<<<<

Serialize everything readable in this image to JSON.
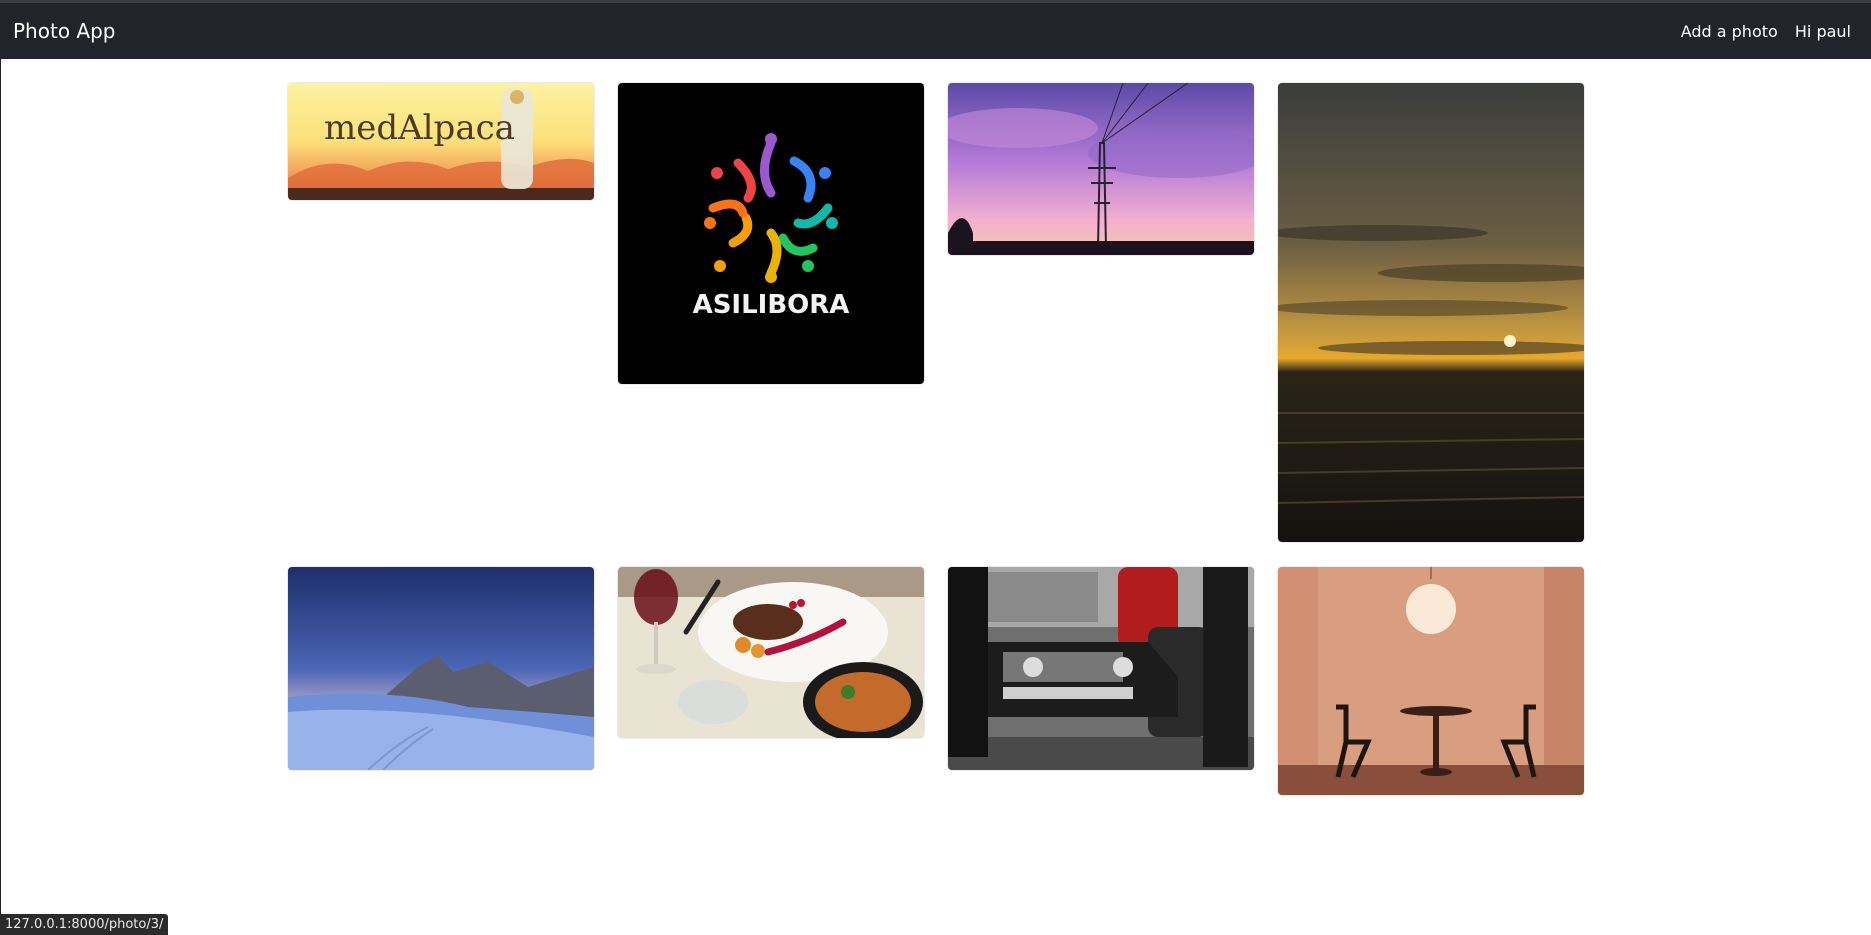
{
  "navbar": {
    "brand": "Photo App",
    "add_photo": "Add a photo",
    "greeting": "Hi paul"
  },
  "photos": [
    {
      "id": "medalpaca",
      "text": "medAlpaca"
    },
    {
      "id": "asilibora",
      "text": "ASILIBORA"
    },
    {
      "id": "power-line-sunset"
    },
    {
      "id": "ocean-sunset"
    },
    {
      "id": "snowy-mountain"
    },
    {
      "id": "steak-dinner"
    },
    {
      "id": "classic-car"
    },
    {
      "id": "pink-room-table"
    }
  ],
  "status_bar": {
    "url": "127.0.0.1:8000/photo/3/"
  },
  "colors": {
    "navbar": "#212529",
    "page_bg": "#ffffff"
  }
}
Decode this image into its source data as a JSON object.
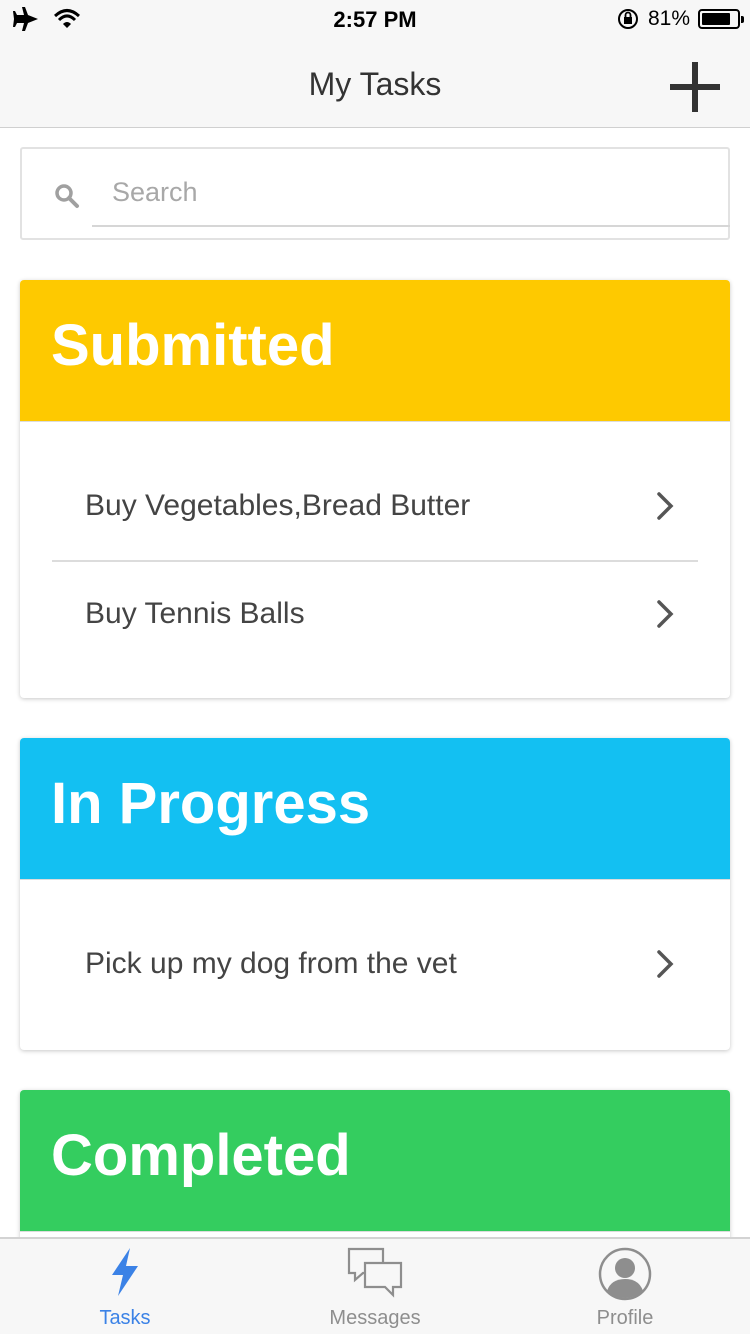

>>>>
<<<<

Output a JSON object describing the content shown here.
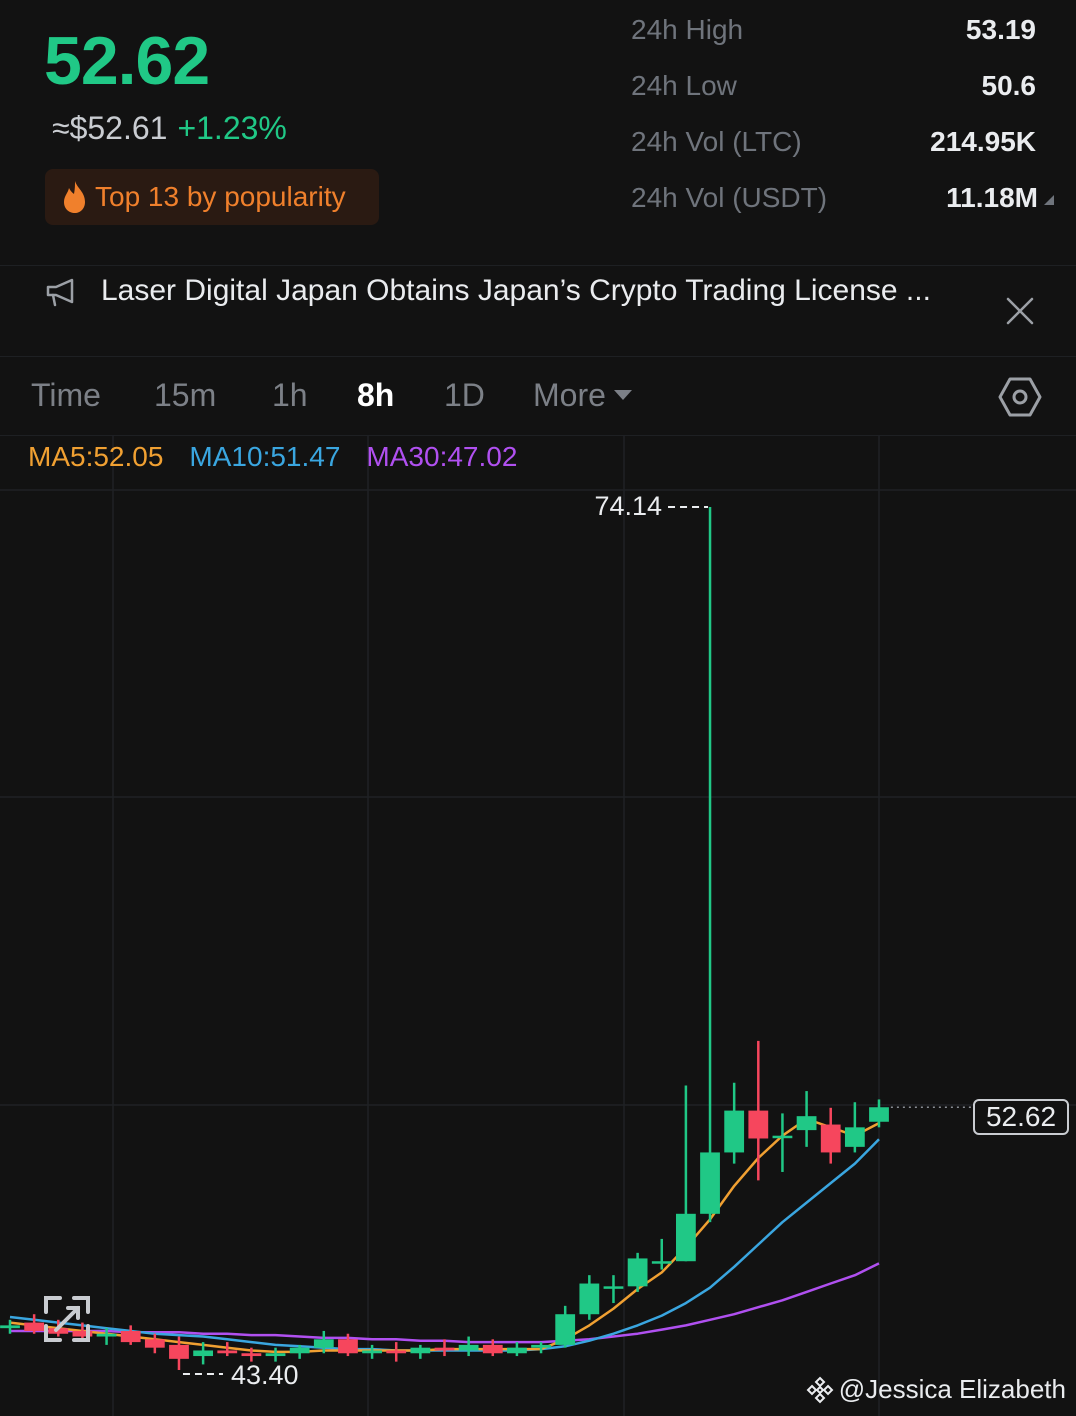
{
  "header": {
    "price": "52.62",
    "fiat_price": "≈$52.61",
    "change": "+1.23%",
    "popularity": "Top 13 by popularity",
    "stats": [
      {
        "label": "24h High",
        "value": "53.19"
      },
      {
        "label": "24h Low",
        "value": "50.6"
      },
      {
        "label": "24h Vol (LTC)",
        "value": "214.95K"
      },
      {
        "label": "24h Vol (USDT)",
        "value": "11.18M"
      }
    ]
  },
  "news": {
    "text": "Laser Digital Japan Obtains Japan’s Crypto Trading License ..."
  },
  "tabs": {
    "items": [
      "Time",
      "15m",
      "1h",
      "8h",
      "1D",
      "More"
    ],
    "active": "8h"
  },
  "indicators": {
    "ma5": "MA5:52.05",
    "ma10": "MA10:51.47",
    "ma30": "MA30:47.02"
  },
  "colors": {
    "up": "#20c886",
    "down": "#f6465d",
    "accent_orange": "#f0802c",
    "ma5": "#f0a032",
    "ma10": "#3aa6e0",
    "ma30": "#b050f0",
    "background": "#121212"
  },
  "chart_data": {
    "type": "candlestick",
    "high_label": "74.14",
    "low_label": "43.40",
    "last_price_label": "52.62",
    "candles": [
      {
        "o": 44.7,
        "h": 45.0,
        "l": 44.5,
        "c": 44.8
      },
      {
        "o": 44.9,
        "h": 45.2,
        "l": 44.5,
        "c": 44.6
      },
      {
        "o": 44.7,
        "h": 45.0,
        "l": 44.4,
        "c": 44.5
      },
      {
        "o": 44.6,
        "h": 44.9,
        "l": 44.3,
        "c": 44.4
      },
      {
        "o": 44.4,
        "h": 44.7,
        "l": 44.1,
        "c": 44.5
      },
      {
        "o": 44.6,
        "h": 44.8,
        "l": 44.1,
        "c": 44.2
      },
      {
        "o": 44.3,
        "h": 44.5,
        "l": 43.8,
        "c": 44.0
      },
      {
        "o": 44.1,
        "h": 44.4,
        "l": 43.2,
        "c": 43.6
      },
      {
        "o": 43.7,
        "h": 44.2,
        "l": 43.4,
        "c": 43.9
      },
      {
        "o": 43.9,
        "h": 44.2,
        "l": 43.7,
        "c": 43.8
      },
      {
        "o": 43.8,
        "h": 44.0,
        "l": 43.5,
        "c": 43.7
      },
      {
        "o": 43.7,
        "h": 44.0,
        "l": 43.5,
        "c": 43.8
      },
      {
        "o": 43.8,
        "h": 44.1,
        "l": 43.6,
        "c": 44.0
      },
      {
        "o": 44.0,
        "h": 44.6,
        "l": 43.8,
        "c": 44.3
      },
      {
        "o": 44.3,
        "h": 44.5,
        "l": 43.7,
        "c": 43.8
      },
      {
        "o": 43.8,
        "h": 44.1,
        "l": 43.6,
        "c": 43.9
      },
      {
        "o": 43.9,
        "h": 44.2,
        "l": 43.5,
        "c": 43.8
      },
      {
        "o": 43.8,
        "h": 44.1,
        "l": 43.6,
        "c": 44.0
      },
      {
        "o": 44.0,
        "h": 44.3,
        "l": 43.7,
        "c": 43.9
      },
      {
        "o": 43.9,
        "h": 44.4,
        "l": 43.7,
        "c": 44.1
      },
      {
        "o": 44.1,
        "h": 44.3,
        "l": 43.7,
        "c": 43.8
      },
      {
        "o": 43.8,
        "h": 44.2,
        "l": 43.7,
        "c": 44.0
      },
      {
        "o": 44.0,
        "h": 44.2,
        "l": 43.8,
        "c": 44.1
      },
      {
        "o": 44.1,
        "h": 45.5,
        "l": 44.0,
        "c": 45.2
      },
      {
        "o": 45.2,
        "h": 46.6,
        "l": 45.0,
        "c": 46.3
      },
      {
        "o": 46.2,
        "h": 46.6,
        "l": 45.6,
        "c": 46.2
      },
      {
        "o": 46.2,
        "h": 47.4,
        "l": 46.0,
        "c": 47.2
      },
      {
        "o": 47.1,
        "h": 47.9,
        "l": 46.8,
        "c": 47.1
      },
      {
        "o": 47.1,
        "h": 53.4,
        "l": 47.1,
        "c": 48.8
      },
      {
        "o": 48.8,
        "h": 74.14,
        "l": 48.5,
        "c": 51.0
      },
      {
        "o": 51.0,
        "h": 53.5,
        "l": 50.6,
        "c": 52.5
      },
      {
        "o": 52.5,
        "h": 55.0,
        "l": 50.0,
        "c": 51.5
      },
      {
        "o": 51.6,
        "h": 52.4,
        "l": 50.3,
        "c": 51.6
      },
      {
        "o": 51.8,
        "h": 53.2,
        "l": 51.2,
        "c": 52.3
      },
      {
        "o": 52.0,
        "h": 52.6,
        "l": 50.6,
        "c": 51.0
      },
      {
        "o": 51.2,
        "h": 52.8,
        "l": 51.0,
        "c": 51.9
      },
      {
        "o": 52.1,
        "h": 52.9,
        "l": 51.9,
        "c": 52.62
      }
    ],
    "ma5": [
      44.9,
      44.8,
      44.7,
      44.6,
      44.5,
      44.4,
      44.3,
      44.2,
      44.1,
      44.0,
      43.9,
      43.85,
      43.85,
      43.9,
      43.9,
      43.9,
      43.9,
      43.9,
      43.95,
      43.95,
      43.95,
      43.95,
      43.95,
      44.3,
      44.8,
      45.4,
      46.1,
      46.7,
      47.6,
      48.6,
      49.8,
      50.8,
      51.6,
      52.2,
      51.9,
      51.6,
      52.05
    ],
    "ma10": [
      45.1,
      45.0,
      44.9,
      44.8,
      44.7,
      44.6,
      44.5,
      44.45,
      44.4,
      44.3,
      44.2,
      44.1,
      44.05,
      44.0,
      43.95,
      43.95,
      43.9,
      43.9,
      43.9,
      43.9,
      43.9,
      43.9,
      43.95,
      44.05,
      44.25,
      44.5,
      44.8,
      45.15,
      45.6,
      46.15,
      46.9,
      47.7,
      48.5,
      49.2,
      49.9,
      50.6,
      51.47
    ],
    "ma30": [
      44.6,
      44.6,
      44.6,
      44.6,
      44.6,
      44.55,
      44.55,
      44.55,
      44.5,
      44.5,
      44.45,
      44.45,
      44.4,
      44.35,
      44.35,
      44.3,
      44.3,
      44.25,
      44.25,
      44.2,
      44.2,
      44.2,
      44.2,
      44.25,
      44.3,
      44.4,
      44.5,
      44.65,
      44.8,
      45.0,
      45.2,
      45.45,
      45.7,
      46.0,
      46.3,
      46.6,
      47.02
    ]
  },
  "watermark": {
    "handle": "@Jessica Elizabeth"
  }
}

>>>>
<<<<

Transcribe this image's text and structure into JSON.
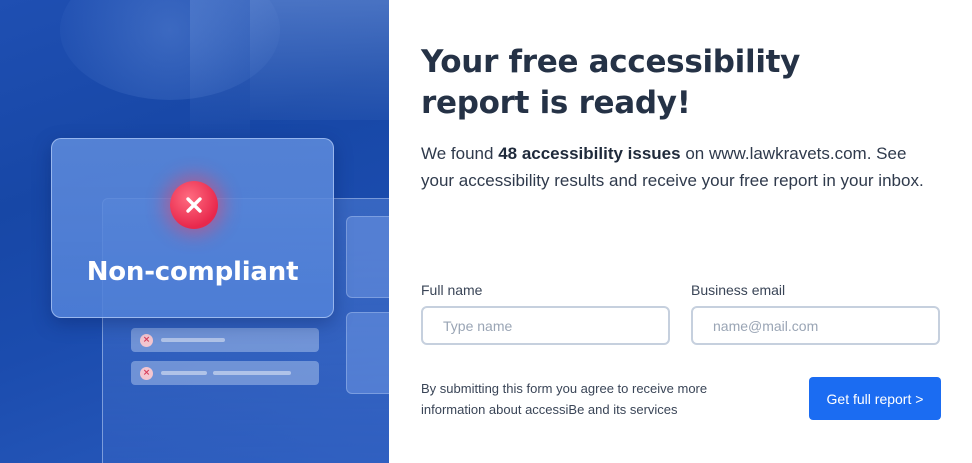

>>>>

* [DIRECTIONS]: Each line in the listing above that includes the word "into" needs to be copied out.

* [SOLVED EXERCISE]:
Decode this image into its source data as a JSON object.
Transcribe this image's text and structure into JSON.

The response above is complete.